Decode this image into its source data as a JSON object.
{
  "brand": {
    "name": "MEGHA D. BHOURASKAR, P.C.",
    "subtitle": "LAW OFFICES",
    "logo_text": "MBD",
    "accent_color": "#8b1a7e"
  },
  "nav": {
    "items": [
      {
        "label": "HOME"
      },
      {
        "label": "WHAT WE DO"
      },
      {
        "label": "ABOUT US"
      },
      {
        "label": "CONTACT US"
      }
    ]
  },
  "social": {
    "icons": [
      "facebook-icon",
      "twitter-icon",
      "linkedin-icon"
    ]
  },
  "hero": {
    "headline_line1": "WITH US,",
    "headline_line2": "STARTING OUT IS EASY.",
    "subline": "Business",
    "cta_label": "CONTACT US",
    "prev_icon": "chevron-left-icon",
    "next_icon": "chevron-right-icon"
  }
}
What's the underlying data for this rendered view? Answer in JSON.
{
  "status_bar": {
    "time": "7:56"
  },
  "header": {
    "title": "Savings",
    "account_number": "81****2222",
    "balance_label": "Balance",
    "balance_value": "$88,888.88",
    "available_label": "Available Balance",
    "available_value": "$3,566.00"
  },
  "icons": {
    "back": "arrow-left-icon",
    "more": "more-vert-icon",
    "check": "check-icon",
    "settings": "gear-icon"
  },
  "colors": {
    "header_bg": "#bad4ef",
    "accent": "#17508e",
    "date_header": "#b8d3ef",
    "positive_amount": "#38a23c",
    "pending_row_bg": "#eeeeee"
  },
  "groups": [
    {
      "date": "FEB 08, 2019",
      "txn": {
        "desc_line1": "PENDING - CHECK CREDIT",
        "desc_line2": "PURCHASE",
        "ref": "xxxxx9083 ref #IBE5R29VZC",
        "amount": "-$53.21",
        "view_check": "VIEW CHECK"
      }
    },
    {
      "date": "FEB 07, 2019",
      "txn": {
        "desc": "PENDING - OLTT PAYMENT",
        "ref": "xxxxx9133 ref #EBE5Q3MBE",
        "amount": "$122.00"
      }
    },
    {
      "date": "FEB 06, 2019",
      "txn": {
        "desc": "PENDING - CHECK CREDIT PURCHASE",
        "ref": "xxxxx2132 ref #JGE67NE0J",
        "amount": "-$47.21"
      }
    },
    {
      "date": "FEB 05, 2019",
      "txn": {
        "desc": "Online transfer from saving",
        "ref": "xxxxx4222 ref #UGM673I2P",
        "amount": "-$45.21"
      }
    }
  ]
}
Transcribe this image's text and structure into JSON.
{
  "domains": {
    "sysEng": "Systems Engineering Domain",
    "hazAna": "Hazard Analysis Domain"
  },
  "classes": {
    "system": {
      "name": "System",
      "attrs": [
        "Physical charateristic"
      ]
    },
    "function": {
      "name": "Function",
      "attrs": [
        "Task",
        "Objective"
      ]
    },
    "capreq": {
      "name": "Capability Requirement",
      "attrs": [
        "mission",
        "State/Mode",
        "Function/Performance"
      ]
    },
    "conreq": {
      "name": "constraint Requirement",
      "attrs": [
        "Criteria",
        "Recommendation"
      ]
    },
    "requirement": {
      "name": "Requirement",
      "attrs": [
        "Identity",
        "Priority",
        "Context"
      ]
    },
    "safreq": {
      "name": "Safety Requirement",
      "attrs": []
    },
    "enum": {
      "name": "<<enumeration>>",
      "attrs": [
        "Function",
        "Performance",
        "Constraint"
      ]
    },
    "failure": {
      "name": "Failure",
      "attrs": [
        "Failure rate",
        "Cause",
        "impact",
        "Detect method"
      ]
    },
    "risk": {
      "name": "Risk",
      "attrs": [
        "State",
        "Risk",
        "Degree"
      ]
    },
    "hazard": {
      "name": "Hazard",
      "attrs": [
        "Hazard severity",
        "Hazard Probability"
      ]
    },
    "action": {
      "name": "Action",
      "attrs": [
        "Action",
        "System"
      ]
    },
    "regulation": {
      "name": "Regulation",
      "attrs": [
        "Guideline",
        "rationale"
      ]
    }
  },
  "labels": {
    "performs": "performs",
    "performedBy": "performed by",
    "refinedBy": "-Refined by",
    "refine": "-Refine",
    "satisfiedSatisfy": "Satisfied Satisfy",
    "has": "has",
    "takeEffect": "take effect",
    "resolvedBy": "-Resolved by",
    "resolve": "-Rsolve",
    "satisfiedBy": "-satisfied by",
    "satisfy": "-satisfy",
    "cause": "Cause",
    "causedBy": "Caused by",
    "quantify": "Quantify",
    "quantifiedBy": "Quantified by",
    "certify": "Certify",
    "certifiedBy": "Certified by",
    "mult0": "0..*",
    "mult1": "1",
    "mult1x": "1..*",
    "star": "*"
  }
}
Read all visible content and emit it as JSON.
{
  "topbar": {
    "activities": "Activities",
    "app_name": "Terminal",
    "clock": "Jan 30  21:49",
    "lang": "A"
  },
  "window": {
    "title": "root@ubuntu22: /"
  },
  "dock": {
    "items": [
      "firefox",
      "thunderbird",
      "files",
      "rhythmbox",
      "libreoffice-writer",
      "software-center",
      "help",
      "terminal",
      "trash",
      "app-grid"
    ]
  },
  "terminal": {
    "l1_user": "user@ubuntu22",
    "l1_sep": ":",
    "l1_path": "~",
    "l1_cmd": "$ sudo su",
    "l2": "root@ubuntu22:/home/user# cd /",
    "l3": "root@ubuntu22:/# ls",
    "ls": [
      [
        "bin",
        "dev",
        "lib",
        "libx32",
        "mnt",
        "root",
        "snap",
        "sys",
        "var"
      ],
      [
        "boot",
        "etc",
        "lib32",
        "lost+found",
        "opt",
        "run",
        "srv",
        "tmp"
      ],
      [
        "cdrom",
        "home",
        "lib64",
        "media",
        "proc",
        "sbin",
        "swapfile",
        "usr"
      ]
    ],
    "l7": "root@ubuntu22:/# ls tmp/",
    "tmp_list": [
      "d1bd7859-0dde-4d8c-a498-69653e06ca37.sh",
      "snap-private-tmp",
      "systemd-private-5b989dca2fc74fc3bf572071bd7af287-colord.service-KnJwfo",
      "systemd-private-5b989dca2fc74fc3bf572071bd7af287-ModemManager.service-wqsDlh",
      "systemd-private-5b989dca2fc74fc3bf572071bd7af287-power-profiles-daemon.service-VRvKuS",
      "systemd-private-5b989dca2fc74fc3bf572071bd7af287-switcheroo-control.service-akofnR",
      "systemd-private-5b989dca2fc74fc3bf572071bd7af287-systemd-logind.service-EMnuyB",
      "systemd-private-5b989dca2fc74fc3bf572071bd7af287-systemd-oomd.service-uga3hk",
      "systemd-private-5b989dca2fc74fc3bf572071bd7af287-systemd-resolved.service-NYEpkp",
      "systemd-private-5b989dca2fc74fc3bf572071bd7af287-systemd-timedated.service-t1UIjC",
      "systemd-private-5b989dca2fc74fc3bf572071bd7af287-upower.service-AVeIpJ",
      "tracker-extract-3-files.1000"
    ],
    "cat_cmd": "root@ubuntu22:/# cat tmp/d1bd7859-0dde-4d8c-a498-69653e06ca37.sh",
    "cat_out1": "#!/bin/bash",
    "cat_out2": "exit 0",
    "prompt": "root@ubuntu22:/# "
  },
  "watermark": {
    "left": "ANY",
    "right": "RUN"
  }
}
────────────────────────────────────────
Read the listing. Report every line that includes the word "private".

      "snap-private-tmp",
      "systemd-private-5b989dca2fc74fc3bf572071bd7af287-colord.service-KnJwfo",
      "systemd-private-5b989dca2fc74fc3bf572071bd7af287-ModemManager.service-wqsDlh",
      "systemd-private-5b989dca2fc74fc3bf572071bd7af287-power-profiles-daemon.service-VRvKuS",
      "systemd-private-5b989dca2fc74fc3bf572071bd7af287-switcheroo-control.service-akofnR",
      "systemd-private-5b989dca2fc74fc3bf572071bd7af287-systemd-logind.service-EMnuyB",
      "systemd-private-5b989dca2fc74fc3bf572071bd7af287-systemd-oomd.service-uga3hk",
      "systemd-private-5b989dca2fc74fc3bf572071bd7af287-systemd-resolved.service-NYEpkp",
      "systemd-private-5b989dca2fc74fc3bf572071bd7af287-systemd-timedated.service-t1UIjC",
      "systemd-private-5b989dca2fc74fc3bf572071bd7af287-upower.service-AVeIpJ",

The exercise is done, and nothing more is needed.